> Task goal
Lines from the entries below that hold "Ctrl" form the answer; copy all of them.

---

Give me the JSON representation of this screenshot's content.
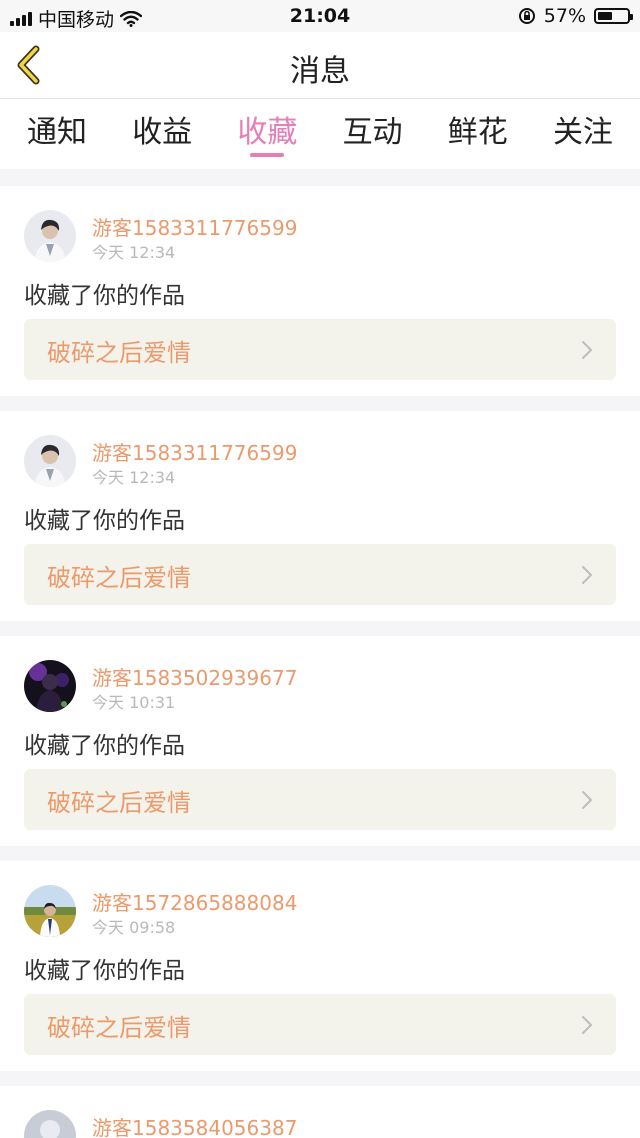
{
  "status_bar": {
    "carrier": "中国移动",
    "time": "21:04",
    "battery_percent": "57%",
    "battery_level": 0.57
  },
  "header": {
    "back_icon": "chevron-left-icon",
    "title": "消息"
  },
  "tabs": [
    {
      "label": "通知",
      "active": false
    },
    {
      "label": "收益",
      "active": false
    },
    {
      "label": "收藏",
      "active": true
    },
    {
      "label": "互动",
      "active": false
    },
    {
      "label": "鲜花",
      "active": false
    },
    {
      "label": "关注",
      "active": false
    }
  ],
  "colors": {
    "accent": "#e67eb7",
    "username": "#eb9a6c",
    "work_bg": "#f3f3eb"
  },
  "messages": [
    {
      "username": "游客1583311776599",
      "time": "今天 12:34",
      "action": "收藏了你的作品",
      "work": "破碎之后爱情",
      "avatar": "person-in-white-avatar"
    },
    {
      "username": "游客1583311776599",
      "time": "今天 12:34",
      "action": "收藏了你的作品",
      "work": "破碎之后爱情",
      "avatar": "person-in-white-avatar"
    },
    {
      "username": "游客1583502939677",
      "time": "今天 10:31",
      "action": "收藏了你的作品",
      "work": "破碎之后爱情",
      "avatar": "dark-purple-avatar"
    },
    {
      "username": "游客1572865888084",
      "time": "今天 09:58",
      "action": "收藏了你的作品",
      "work": "破碎之后爱情",
      "avatar": "person-outdoors-avatar"
    },
    {
      "username": "游客1583584056387",
      "avatar": "default-avatar"
    }
  ]
}
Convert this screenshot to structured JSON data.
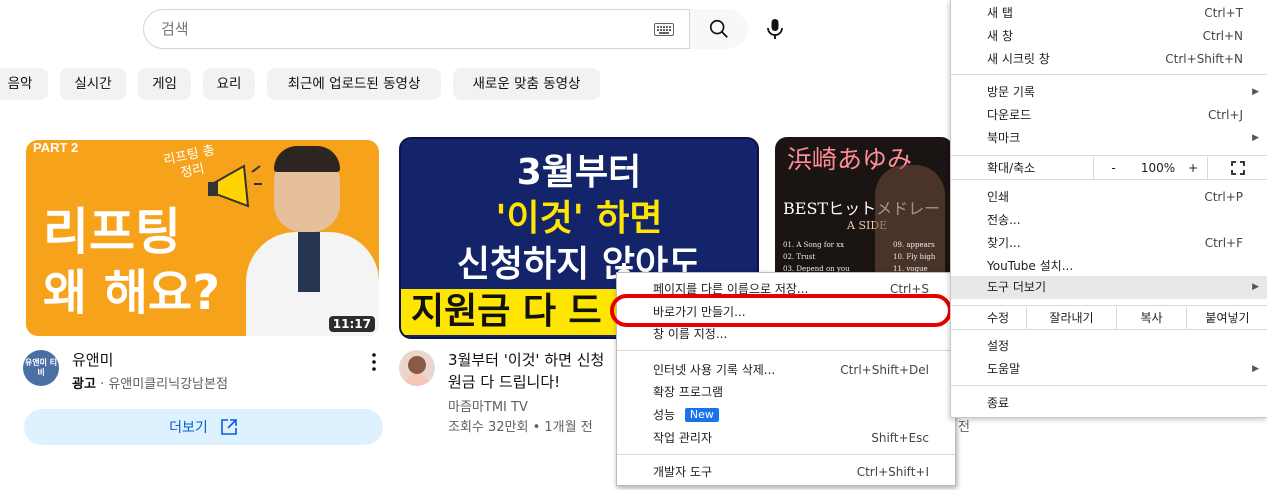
{
  "search": {
    "placeholder": "검색"
  },
  "chips": [
    {
      "label": "음악"
    },
    {
      "label": "실시간"
    },
    {
      "label": "게임"
    },
    {
      "label": "요리"
    },
    {
      "label": "최근에 업로드된 동영상"
    },
    {
      "label": "새로운 맞춤 동영상"
    }
  ],
  "videos": [
    {
      "thumb_tag": "PART 2",
      "thumb_small": "리프팅 총정리",
      "thumb_big_1": "리프팅",
      "thumb_big_2": "왜 해요?",
      "duration": "11:17",
      "avatar_text": "유앤미 티비",
      "title": "유앤미",
      "ad_label": "광고",
      "channel": "· 유앤미클리닉강남본점",
      "more_label": "더보기"
    },
    {
      "thumb_line1": "3월부터",
      "thumb_line2": "'이것' 하면",
      "thumb_line3": "신청하지 않아도",
      "thumb_line4": "지원금 다 드",
      "title_line1": "3월부터 '이것' 하면 신청",
      "title_line2": "원금 다 드립니다!",
      "channel": "마즘마TMI TV",
      "stats": "조회수 32만회 • 1개월 전"
    },
    {
      "thumb_title": "浜崎あゆみ",
      "thumb_sub": "BESTヒットメドレー",
      "thumb_side": "A SIDE",
      "tracks_left": [
        "01. A Song for xx",
        "02. Trust",
        "03. Depend on you"
      ],
      "tracks_right": [
        "09. appears",
        "10. Fly high",
        "11. vogue"
      ],
      "stats_tail": "전"
    }
  ],
  "submenu": {
    "items": [
      {
        "label": "페이지를 다른 이름으로 저장...",
        "shortcut": "Ctrl+S"
      },
      {
        "label": "바로가기 만들기...",
        "shortcut": ""
      },
      {
        "label": "창 이름 지정...",
        "shortcut": ""
      },
      {
        "label": "인터넷 사용 기록 삭제...",
        "shortcut": "Ctrl+Shift+Del"
      },
      {
        "label": "확장 프로그램",
        "shortcut": ""
      },
      {
        "label": "성능",
        "shortcut": "",
        "badge": "New"
      },
      {
        "label": "작업 관리자",
        "shortcut": "Shift+Esc"
      },
      {
        "label": "개발자 도구",
        "shortcut": "Ctrl+Shift+I"
      }
    ]
  },
  "mainmenu": {
    "new_tab": {
      "label": "새 탭",
      "shortcut": "Ctrl+T"
    },
    "new_window": {
      "label": "새 창",
      "shortcut": "Ctrl+N"
    },
    "incognito": {
      "label": "새 시크릿 창",
      "shortcut": "Ctrl+Shift+N"
    },
    "history": {
      "label": "방문 기록"
    },
    "downloads": {
      "label": "다운로드",
      "shortcut": "Ctrl+J"
    },
    "bookmarks": {
      "label": "북마크"
    },
    "zoom": {
      "label": "확대/축소",
      "minus": "-",
      "value": "100%",
      "plus": "+"
    },
    "print": {
      "label": "인쇄",
      "shortcut": "Ctrl+P"
    },
    "cast": {
      "label": "전송..."
    },
    "find": {
      "label": "찾기...",
      "shortcut": "Ctrl+F"
    },
    "install": {
      "label": "YouTube 설치..."
    },
    "more_tools": {
      "label": "도구 더보기"
    },
    "edit": {
      "label": "수정",
      "cut": "잘라내기",
      "copy": "복사",
      "paste": "붙여넣기"
    },
    "settings": {
      "label": "설정"
    },
    "help": {
      "label": "도움말"
    },
    "exit": {
      "label": "종료"
    }
  },
  "colors": {
    "accent_blue": "#065fd4",
    "highlight_red": "#e60000",
    "thumb_orange": "#f7a21b",
    "thumb_navy": "#14246b",
    "thumb_yellow": "#ffe600"
  }
}
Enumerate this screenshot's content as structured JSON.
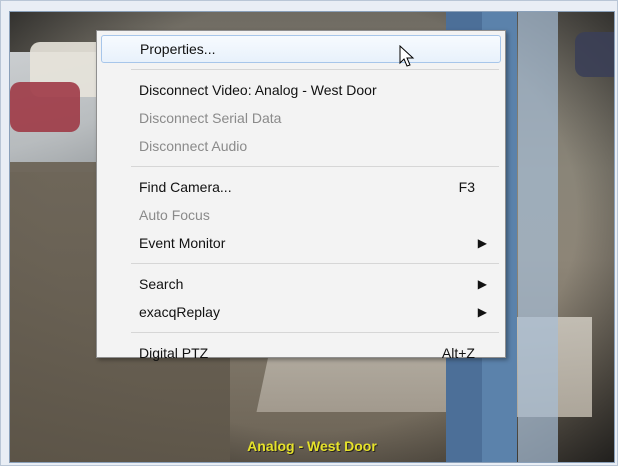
{
  "video": {
    "overlay_label": "Analog - West Door"
  },
  "context_menu": {
    "items": [
      {
        "label": "Properties...",
        "shortcut": "",
        "submenu": false,
        "disabled": false,
        "highlight": true
      },
      {
        "label": "Disconnect Video: Analog - West Door",
        "shortcut": "",
        "submenu": false,
        "disabled": false,
        "highlight": false
      },
      {
        "label": "Disconnect Serial Data",
        "shortcut": "",
        "submenu": false,
        "disabled": true,
        "highlight": false
      },
      {
        "label": "Disconnect Audio",
        "shortcut": "",
        "submenu": false,
        "disabled": true,
        "highlight": false
      },
      {
        "label": "Find Camera...",
        "shortcut": "F3",
        "submenu": false,
        "disabled": false,
        "highlight": false
      },
      {
        "label": "Auto Focus",
        "shortcut": "",
        "submenu": false,
        "disabled": true,
        "highlight": false
      },
      {
        "label": "Event Monitor",
        "shortcut": "",
        "submenu": true,
        "disabled": false,
        "highlight": false
      },
      {
        "label": "Search",
        "shortcut": "",
        "submenu": true,
        "disabled": false,
        "highlight": false
      },
      {
        "label": "exacqReplay",
        "shortcut": "",
        "submenu": true,
        "disabled": false,
        "highlight": false
      },
      {
        "label": "Digital PTZ",
        "shortcut": "Alt+Z",
        "submenu": false,
        "disabled": false,
        "highlight": false
      }
    ]
  },
  "icons": {
    "submenu_arrow": "chevron-right-icon",
    "cursor": "mouse-pointer-icon"
  },
  "colors": {
    "overlay_text": "#e6e22a",
    "menu_bg": "#f3f3f3",
    "highlight_border": "#a7c6ea"
  }
}
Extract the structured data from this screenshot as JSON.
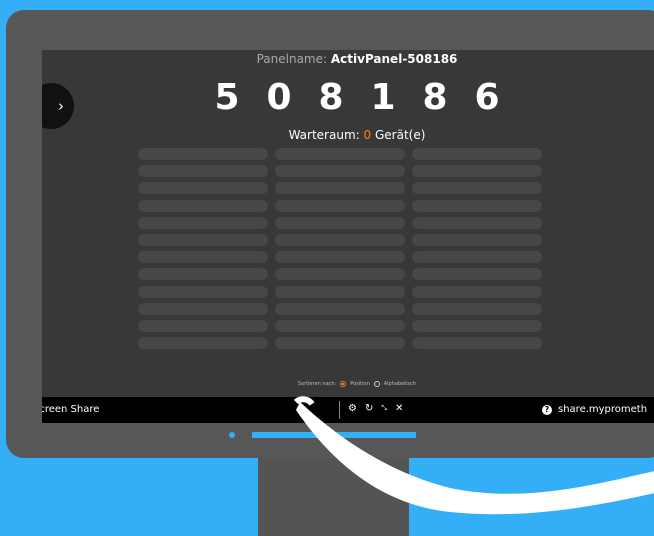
{
  "panel": {
    "label": "Panelname:",
    "name": "ActivPanel-508186",
    "digits": [
      "5",
      "0",
      "8",
      "1",
      "8",
      "6"
    ],
    "waiting_label": "Warteraum:",
    "waiting_count": "0",
    "waiting_unit": "Gerät(e)"
  },
  "sort": {
    "label": "Sortieren nach:",
    "options": [
      "Position",
      "Alphabetisch"
    ],
    "selected": "Position"
  },
  "taskbar": {
    "app_title": "Screen Share",
    "controls": [
      "gear-icon",
      "refresh-icon",
      "shrink-icon",
      "close-icon"
    ],
    "url": "share.myprometh"
  },
  "colors": {
    "background": "#33aef7",
    "accent": "#ff7d21",
    "screen": "#383838"
  }
}
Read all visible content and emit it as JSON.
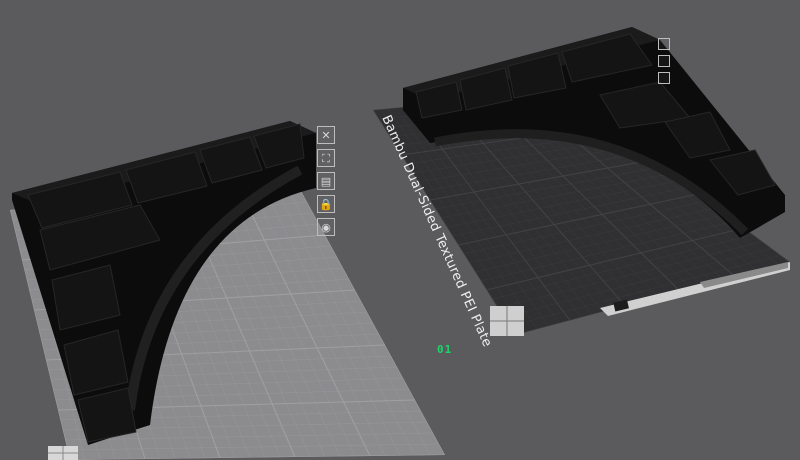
{
  "scene": {
    "plate_1": {
      "number_label": "01",
      "tools": [
        {
          "name": "close-icon",
          "glyph": "✕"
        },
        {
          "name": "auto-orient-icon",
          "glyph": "⛶"
        },
        {
          "name": "plate-settings-icon",
          "glyph": "▤"
        },
        {
          "name": "lock-icon",
          "glyph": "🔒"
        },
        {
          "name": "settings-icon",
          "glyph": "◉"
        }
      ]
    },
    "plate_2": {
      "label": "Bambu Dual-Sided Textured PEI Plate"
    }
  },
  "colors": {
    "background": "#5b5b5e",
    "plate_light": "#8c8c8f",
    "plate_dark": "#303032",
    "grid_light": "#a1a1a4",
    "grid_dark": "#444446",
    "model": "#0d0d0d",
    "model_top": "#1a1a1a",
    "plate_number": "#1fd36b"
  }
}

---

> Answer space
        "shortcut": "Ctrl+S"
        "shortcut": "Ctrl+Shift+Del"
        "shortcut": "Ctrl+Shift+I"
      "shortcut": "Ctrl+T"
      "shortcut": "Ctrl+N"
      "shortcut": "Ctrl+Shift+N"
      "shortcut": "Ctrl+J"
      "shortcut": "Ctrl+P"
      "shortcut": "Ctrl+F"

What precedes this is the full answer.